Marielle Franco set an example in a country where black women make up 28% of population but hold 2% of congressional seats
The last time Renata Souza saw her friend and colleague Marielle Franco, they hugged and kissed and said they’d see each other the following morning.
They were scheduled to meet with higher-ups from their political party to finalize Franco as a vice-gubernatorial candidate for the state of Rio de Janeiro.
But minutes after they parted, a reporter called Souza to tell her that Franco had been murdered.
A breakout star on Rio’s political scene, Franco was a black woman from one of the city’s poorest favelas who defied the odds to become the fifth most voted-for councilor in 2016.
She was an outspoken critic of Rio’s heavy-handed police and had recently become the chair of the committee overseeing the city’s federally mandated military intervention.
Franco and her driver Anderson Gomes died instantly when two men opened fire on their car on 14 March in what police believe was a targeted assassination.
No arrests have been made, but as Brazil prepares for legislative elections, Franco’s legacy can be seen across the country: an unprecedented number of black women have registered to run for office – and many invoke her example on the campaign trail.
As well as choosing a new president next Sunday, 7 October, Brazilians will also elect 513 congresspeople, 54 senators and more than 1,000 state legislators.
Although she was a local politician, Franco’s murder fuelled an urgent conversation about racial and gender representation among Brazil’s elected officials.
While black women are 28% of the population – Brazil’s largest demographic group – they only hold 2% of seats in congress. This new generation of politicians – often campaigning with the slogan “Marielle presente” – hopes to start levelling the playing field.
Souza is now running for a seat as a state legislator. “I always thought about being on the frontline myself, but Marielle’s murder brought a sense of urgency. I hesitated for months, but knew I had to run,” she said.
“Now I feel her every single moment – in every flyer I hand out, every speech I give, every conversation, every joke.”
Souza and Franco met as teenagers in a college prep course in Maré, the Rio favela where they both grew up. They both won scholarships to one of Rio’s best private universities and went on to pursue graduate degrees. They became outspoken human rights activists and became involved with a newly founded leftwing party, the Socialism and Liberty Party (PSOL). After Franco was elected in 2016, Souza became her chief of staff.
“I feel a responsibility to continue what we’d been building for the 18 years we were activists together,” Souza explained. If elected, she will focus on legislation related to reducing the number of homicides of poor, black residents in Rio’s periphery.

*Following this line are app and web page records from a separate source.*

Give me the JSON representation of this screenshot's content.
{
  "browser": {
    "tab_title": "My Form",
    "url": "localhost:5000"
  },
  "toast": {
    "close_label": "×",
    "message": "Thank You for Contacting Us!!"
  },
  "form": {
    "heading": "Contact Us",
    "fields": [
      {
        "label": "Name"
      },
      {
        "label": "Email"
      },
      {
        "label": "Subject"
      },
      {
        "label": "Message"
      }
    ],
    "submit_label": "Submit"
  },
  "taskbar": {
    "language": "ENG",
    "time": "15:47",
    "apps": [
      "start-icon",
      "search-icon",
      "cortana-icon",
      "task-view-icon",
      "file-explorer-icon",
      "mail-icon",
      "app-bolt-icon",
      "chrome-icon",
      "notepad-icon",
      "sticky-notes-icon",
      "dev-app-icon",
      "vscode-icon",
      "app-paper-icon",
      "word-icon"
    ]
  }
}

The first bill she hopes to pass would ban police operations during the hours when children are going and coming from school.
Ahead of next month’s election, a group of women launched Black Women Decide, a collective aiming to raise black female candidates’ profiles and present data about the challenges confronting black women in politics.
Brazil’s current congress includes only 10 black women. In the 2014 election, 2.5% of total campaign spending for congressional candidates went towards black women, even though they represented 12.6% of candidacies.
Juliana Marques, a member of the collective, says the dynamics of funding create a vicious cycle, as parties tend to invest most money in incumbent candidates.
“The rules of the game are rigged. But we’re the largest portion of the population – for the sake of democracy, we should have lawmakers that are at least somewhat similar to the demographic makeup of the population.”
Many voters agree.
“Marielle was our voice. It was such a blow to lose her, but I never expected in my lifetime to see so many black women running,” said Martilde Guilhermina, 59, at a rally in Rio, where Souza and other black female candidates were speaking. “Politics is a space where we black women have always been denied access.”
Igor Soares, a high school teacher, said: “You don’t need to look far in Brazil to see how diverse it is … I’d like to see politics reflect that more, in order to make Brazil less racist and less machista.”
After a recent rally in Rio, Dani Monteiro, a 27-year-old from a Rio favela also running for a seat in the state legislature, said: “Most of the representatives in the state legislature are white men. They can’t even imagine living the reality we live – they don’t live with constant shootings, having to protect your kids from stray bullets.
“We don’t yet know the scale of what we’re doing: we’re in the eye of the storm now — but I really think we’re a part of a historic moment in Brazil,” Monteiro said.
Franco’s legacy has reached far beyond Rio: hundreds of kilometers north in the Amazon region, Vivi Reis, who is running to be a deputy in the lower house, also cites Franco as a political inspiration.
“Her murder was a way of trying to shut us up, in the most brutal way, but it’s done the opposite of that. Now we’re screaming louder.”